They can also be inspired to work on different codes while exploring hobbies and subjects. Applying coding to outside practices such as medicine, sports, and the arts is essential if your kid wants to pursue a career in coding.
Another way kids can practice coding away from the computer is to play with different toys to encourage coding. Some of the best toys are:
Don’t Force Your Kid to Code
Finally, another one of the most important things to do if you want to teach your kids to code is not to force them. Forcing your kid to do something will make them not want to do it even more. Your kid could be experiencing burnout or just need a break from coding. They may not even enjoy coding at all.
If your child is experiencing burnout from coding, allow them to take some space and pursue other hobbies. If they are also coding in school, just leave it at school and whatever homework they bring home.
Sometimes your child could be feeling discouraged or frustrated while learning new codes. It is important to encourage them and maybe guide them a bit, but let them take it if they need a break. Forcing anyone to do something while they’re discouraged or frustrated will make them less likely to want to continue pursuing it.
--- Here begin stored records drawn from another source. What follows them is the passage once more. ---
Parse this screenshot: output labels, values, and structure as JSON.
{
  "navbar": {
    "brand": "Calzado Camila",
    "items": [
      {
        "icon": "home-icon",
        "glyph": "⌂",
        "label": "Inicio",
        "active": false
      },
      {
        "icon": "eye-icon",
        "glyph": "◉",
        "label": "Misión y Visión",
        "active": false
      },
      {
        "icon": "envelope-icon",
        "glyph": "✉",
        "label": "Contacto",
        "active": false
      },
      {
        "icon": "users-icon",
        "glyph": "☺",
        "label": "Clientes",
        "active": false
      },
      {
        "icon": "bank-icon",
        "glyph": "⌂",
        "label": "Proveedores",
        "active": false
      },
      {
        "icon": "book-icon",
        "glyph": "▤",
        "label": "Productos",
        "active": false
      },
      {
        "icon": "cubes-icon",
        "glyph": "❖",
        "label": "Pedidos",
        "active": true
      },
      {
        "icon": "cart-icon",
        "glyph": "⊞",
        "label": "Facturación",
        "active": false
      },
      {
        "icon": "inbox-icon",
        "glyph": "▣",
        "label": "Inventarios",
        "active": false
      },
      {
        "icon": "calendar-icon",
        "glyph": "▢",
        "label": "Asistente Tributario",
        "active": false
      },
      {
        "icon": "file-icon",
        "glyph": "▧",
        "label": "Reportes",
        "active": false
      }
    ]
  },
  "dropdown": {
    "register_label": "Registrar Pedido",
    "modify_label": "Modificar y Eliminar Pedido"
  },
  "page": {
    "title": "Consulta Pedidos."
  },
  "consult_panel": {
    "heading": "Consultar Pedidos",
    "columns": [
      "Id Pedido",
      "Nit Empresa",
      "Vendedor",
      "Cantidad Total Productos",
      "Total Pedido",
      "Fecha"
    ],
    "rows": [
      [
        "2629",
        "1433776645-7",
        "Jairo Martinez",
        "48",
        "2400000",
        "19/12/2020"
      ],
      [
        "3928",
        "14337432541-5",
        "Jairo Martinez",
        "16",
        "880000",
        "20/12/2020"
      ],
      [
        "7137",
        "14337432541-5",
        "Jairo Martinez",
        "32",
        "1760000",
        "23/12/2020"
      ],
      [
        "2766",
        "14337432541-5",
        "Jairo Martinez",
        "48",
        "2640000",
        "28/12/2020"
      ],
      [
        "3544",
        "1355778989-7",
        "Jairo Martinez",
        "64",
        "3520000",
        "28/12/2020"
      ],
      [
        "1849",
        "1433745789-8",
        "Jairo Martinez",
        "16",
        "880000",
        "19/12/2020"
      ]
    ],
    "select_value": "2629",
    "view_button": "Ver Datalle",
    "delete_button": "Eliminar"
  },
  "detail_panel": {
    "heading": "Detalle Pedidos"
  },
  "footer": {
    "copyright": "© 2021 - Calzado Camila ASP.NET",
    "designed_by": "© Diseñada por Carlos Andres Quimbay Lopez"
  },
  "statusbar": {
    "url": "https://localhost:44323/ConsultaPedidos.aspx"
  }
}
Coding has quickly become an essential part of almost every kid’s life, whether it’s in school or the video games they’re playing. If you want to teach your kid to code, the best thing you can do is allow your child to code with their own free will and engage them the best they can. Don’t force them or discourage them if they feel frustrated, and ultimately, have fun!
More Coding Inspiration for Kids
- Code Ninjas - Is the coding program for kids worth it?
- Python for Kids - Parents Guide
- How to Explain Coding to Kids
- Minecraft Coding for Kids
- Coding Information and Resources to Teach Kids Computer Science